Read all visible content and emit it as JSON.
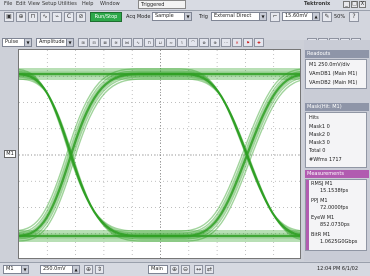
{
  "menubar": {
    "items": [
      "File",
      "Edit",
      "View",
      "Setup",
      "Utilities",
      "Help",
      "Window"
    ],
    "status": "Triggered",
    "brand": "Tektronix",
    "controls": [
      "_",
      "□",
      "X"
    ]
  },
  "toolbar": {
    "run_stop_label": "Run/Stop",
    "acq_mode_label": "Acq Mode",
    "acq_mode_value": "Sample",
    "trig_label": "Trig",
    "trig_value": "External Direct",
    "trig_level": "15.60mV",
    "zoom_value": "50%",
    "type_value": "Pulse",
    "amp_value": "Amplitude"
  },
  "measurement_panel": {
    "header": "Readouts",
    "rows": [
      "M1 250.0mV/div",
      "VAmDB1 (Main M1)",
      "VAmDB2 (Main M1)"
    ]
  },
  "mask_panel": {
    "header": "Mask(Hit: M1)",
    "rows": [
      "Hits",
      "Mask1  0",
      "Mask2  0",
      "Mask3  0",
      "Total  0",
      "#Wfms  1717"
    ]
  },
  "readout_panel": {
    "header": "Measurements",
    "entries": [
      {
        "label": "RMSJ  M1",
        "value": "15.1538fps"
      },
      {
        "label": "PPJ   M1",
        "value": "72.0000fps"
      },
      {
        "label": "EyeW  M1",
        "value": "852.0730ps"
      },
      {
        "label": "BitR  M1",
        "value": "1.0625G0Gbps"
      }
    ]
  },
  "markers": {
    "channel": "M1"
  },
  "bottom": {
    "channel": "M1",
    "scale": "250.0mV",
    "view": "Main",
    "clock": "12:04 PM 6/1/02"
  },
  "colors": {
    "waveform": "#2f9f23",
    "runstop": "#2da84a",
    "accent": "#b15bb0"
  }
}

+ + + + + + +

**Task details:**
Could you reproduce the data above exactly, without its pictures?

**Task solution:**
Read all visible content and emit it as JSON.
{
  "menubar": {
    "items": [
      "File",
      "Edit",
      "View",
      "Setup",
      "Utilities",
      "Help",
      "Window"
    ],
    "status": "Triggered",
    "brand": "Tektronix",
    "controls": [
      "_",
      "□",
      "X"
    ]
  },
  "toolbar": {
    "run_stop_label": "Run/Stop",
    "acq_mode_label": "Acq Mode",
    "acq_mode_value": "Sample",
    "trig_label": "Trig",
    "trig_value": "External Direct",
    "trig_level": "15.60mV",
    "zoom_value": "50%",
    "type_value": "Pulse",
    "amp_value": "Amplitude"
  },
  "measurement_panel": {
    "header": "Readouts",
    "rows": [
      "M1 250.0mV/div",
      "VAmDB1 (Main M1)",
      "VAmDB2 (Main M1)"
    ]
  },
  "mask_panel": {
    "header": "Mask(Hit: M1)",
    "rows": [
      "Hits",
      "Mask1  0",
      "Mask2  0",
      "Mask3  0",
      "Total  0",
      "#Wfms  1717"
    ]
  },
  "readout_panel": {
    "header": "Measurements",
    "entries": [
      {
        "label": "RMSJ  M1",
        "value": "15.1538fps"
      },
      {
        "label": "PPJ   M1",
        "value": "72.0000fps"
      },
      {
        "label": "EyeW  M1",
        "value": "852.0730ps"
      },
      {
        "label": "BitR  M1",
        "value": "1.0625G0Gbps"
      }
    ]
  },
  "markers": {
    "channel": "M1"
  },
  "bottom": {
    "channel": "M1",
    "scale": "250.0mV",
    "view": "Main",
    "clock": "12:04 PM 6/1/02"
  },
  "colors": {
    "waveform": "#2f9f23",
    "runstop": "#2da84a",
    "accent": "#b15bb0"
  }
}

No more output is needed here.